My mission to finish Donna Haraway’s Simians, Cyborgs, and Women: The Reinvention of Nature (1991) was accomplished this year and I believe this is already a classic! For me, the work of Harraway, as the cyborgs that she is imagining, entails somehow an entanglement of different identities, here those of biology, feminisms, and social critical thinking. These creatures, Cyborgs, somehow destabilize western evolutionary science, technology and by extent biopolitics. Accepting the modality of cyborgs, Haraway leads the way to deconstruct the dualisms that compose western modern thinking. It is a great combination of environmental philosophy, queer theory, and ecological political sciences. Looking back to the first time that I publicly spoke about a possible connection between queer theory and degrowth I felt so discouraged, but through this book I felt empowered again. - Eva Kouroumichaki (aka Evi Curu), master’s student in Environmental Education in Aristotle University of Thessaloniki & FADA member based in Thessaloniki, Greece
I stumbled across Jeanne Bourgart Goutal’s Etre écoféministe - Théories et pratiques during a time when ecofeminism was having a revival in France – through conferences, podcasts, festivals and especially in relation to anti-nuclear activism. This is one of the core books, french activists refer to (together with Emilie Hache’s anthology Reclaim). Bourgart Goutal retraces extensively the theoretical roots of ecofeminisms but also talks about the manifold ecofeminist practices all over the world in which she has become involved since she dedicated her thesis to ecofeminism(s). Anonymous FaDA member.
Sylka Scholz and Andreas Heilmann’s Caring Masculinities? Männlichkeiten in der Transformation kapitalistischer Wachstumsgesellschaften is on my christmas wishlist and I cannot wait to be back in Germany to finally read more than the 25 pages long sample online. I think that these reflections can be very insightful for the FaDA agenda pleading for a care-full degrowth. In a care-full degrowth society gender constructions especially around masculinity have to be transcended and I suppose that this book delivers fruitful theoretical and practical thoughts on this topic, hopefully inspiring some strategies and paths forward. Nadine Gerner, M.A. International and European Governance, University of Münster and Sciences Po Lille, FaDA member based in Toulouse, France.

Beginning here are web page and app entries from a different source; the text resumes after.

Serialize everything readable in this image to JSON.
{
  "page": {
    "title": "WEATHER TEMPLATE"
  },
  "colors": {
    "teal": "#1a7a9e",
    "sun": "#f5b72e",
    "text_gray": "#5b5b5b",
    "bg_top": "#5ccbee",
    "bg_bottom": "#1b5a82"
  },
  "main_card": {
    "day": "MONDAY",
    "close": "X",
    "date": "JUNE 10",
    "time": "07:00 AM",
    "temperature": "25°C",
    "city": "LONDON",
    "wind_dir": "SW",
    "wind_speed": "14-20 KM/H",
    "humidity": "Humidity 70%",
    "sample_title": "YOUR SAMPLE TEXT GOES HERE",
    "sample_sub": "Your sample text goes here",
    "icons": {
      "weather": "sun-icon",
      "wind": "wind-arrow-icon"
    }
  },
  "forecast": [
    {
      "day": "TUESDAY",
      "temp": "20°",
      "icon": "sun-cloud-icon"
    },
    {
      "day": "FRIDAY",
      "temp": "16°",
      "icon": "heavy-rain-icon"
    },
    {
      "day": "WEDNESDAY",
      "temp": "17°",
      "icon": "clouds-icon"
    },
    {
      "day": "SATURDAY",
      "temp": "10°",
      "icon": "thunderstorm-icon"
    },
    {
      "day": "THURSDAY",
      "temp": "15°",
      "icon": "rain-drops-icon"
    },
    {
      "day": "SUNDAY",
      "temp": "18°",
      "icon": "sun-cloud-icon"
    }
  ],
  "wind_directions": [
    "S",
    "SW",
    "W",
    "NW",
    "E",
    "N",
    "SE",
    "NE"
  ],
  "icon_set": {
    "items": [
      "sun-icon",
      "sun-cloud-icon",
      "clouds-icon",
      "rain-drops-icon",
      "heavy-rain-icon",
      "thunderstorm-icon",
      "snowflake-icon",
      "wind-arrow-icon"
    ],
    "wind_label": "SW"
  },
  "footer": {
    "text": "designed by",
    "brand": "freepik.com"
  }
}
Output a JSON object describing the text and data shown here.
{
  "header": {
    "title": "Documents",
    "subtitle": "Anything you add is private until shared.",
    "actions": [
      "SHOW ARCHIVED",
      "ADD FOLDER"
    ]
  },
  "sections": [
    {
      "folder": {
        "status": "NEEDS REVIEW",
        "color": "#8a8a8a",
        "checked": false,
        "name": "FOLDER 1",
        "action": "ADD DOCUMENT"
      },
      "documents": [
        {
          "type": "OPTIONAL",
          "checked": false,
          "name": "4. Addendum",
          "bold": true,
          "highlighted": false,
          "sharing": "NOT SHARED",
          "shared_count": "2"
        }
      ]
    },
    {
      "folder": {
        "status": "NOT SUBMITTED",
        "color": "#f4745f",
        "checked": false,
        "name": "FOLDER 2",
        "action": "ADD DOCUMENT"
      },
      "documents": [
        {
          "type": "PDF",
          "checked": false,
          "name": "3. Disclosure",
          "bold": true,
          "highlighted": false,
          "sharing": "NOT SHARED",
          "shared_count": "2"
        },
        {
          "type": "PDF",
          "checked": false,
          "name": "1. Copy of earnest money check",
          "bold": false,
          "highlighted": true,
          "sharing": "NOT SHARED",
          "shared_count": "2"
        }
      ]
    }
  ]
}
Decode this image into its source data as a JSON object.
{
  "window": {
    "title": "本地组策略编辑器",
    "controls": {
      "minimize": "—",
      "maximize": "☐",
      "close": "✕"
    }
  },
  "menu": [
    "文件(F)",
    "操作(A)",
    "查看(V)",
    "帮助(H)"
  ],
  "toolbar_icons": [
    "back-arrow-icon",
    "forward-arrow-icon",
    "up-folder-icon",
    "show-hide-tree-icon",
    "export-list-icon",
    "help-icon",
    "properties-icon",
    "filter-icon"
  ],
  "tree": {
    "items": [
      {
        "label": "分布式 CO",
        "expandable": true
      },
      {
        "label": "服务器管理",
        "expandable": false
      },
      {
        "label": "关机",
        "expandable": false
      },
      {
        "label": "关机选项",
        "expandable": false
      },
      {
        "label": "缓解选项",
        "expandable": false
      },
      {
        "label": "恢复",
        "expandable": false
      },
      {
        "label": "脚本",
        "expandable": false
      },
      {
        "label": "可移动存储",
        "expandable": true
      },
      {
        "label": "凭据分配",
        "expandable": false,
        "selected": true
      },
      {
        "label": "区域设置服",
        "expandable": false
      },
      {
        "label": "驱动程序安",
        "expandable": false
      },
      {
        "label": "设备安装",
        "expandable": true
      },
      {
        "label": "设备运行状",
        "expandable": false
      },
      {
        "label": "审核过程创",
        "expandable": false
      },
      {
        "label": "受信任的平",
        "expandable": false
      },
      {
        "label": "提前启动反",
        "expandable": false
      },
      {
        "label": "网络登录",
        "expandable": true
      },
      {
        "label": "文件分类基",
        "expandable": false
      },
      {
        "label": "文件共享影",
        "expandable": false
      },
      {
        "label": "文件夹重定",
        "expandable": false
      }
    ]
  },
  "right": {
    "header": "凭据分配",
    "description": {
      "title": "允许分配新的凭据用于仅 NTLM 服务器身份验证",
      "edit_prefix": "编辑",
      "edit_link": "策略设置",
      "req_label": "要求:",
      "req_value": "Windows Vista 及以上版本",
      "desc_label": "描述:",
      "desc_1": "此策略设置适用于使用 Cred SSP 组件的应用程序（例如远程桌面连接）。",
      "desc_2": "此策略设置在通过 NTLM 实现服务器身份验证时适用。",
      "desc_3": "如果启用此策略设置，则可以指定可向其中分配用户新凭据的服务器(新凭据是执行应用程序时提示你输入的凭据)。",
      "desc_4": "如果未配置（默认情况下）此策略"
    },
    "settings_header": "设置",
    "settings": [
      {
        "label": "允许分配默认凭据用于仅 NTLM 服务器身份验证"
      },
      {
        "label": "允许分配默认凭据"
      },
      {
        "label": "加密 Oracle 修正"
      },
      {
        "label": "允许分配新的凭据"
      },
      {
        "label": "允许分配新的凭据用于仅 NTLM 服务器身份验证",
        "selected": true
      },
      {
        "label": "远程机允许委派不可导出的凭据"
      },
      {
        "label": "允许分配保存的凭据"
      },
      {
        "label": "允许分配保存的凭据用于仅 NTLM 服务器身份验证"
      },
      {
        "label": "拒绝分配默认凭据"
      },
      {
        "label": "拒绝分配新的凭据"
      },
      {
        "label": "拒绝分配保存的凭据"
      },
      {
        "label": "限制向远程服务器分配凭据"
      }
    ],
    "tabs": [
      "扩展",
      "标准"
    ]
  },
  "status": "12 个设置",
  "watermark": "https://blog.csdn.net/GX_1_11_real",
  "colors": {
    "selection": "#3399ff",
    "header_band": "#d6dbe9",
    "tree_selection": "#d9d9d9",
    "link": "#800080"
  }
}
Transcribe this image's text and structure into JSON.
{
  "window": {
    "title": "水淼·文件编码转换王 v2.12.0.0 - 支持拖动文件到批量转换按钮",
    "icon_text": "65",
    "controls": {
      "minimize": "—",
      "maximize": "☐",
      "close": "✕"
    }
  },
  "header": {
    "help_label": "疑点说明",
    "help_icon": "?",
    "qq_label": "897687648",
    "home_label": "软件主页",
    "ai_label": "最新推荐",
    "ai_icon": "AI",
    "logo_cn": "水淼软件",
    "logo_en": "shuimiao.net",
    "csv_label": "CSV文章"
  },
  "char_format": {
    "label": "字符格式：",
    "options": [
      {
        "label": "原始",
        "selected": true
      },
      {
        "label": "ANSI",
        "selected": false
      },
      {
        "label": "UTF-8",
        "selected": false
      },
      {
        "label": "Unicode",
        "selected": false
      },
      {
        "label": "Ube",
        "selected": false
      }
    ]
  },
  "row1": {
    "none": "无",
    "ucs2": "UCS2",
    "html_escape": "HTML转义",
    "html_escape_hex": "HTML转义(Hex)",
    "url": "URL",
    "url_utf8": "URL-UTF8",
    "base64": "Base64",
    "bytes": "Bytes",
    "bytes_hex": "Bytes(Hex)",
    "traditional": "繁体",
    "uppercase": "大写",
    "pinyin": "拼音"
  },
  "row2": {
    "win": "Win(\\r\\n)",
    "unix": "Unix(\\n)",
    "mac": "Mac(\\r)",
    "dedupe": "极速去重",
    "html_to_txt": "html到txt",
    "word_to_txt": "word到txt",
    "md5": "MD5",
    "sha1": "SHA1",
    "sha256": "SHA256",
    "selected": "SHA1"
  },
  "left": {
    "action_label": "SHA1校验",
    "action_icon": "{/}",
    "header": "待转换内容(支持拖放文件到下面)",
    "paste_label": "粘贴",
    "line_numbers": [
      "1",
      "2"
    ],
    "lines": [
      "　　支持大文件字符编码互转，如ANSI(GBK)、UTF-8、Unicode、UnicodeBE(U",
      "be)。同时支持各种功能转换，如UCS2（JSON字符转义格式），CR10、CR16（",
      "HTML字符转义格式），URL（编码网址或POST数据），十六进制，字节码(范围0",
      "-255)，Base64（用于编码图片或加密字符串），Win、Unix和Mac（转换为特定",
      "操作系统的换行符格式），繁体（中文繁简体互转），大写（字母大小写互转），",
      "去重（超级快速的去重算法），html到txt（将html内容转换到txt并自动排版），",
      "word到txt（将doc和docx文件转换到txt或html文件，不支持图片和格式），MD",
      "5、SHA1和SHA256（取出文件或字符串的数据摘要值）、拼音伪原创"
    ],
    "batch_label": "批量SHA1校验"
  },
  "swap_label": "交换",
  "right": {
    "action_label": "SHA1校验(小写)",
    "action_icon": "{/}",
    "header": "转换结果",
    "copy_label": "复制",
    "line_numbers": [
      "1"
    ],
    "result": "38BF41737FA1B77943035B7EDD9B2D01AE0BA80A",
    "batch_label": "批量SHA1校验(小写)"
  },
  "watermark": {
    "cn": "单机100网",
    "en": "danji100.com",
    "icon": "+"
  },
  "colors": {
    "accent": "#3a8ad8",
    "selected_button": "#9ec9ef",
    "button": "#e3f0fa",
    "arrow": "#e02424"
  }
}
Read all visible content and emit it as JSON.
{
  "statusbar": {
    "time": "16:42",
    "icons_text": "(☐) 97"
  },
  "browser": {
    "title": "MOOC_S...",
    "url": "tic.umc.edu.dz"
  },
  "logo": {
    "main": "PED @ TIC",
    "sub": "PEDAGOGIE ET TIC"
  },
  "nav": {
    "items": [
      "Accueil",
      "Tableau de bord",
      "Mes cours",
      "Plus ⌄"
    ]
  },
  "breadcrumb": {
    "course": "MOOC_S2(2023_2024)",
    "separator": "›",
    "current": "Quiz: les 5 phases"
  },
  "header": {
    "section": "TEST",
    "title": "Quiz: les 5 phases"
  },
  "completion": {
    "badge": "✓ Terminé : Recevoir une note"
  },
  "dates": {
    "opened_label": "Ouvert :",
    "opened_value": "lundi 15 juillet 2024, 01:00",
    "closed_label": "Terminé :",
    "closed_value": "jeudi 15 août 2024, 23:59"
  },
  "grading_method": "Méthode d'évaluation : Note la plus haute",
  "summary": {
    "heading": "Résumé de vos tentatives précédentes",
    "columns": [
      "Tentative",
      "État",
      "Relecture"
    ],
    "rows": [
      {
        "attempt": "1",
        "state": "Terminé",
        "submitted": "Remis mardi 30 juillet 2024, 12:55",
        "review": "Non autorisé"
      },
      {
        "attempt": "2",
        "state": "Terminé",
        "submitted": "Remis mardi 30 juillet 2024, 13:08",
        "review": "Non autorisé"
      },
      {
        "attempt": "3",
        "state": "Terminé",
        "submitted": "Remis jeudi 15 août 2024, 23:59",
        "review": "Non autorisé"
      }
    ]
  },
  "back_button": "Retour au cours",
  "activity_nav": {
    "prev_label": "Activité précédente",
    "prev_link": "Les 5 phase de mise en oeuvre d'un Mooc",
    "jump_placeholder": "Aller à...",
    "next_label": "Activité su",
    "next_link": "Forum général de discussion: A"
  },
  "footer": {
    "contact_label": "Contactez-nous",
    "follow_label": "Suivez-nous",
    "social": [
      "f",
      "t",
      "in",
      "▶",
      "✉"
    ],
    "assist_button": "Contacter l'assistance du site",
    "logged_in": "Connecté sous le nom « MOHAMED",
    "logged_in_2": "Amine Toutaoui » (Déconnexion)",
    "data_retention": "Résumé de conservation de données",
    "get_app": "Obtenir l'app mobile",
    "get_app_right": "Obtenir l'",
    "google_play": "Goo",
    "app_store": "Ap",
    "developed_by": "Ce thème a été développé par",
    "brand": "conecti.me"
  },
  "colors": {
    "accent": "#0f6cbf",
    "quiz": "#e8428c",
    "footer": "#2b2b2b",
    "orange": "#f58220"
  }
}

Books that have been recommended by FaDA members without additional texts/information: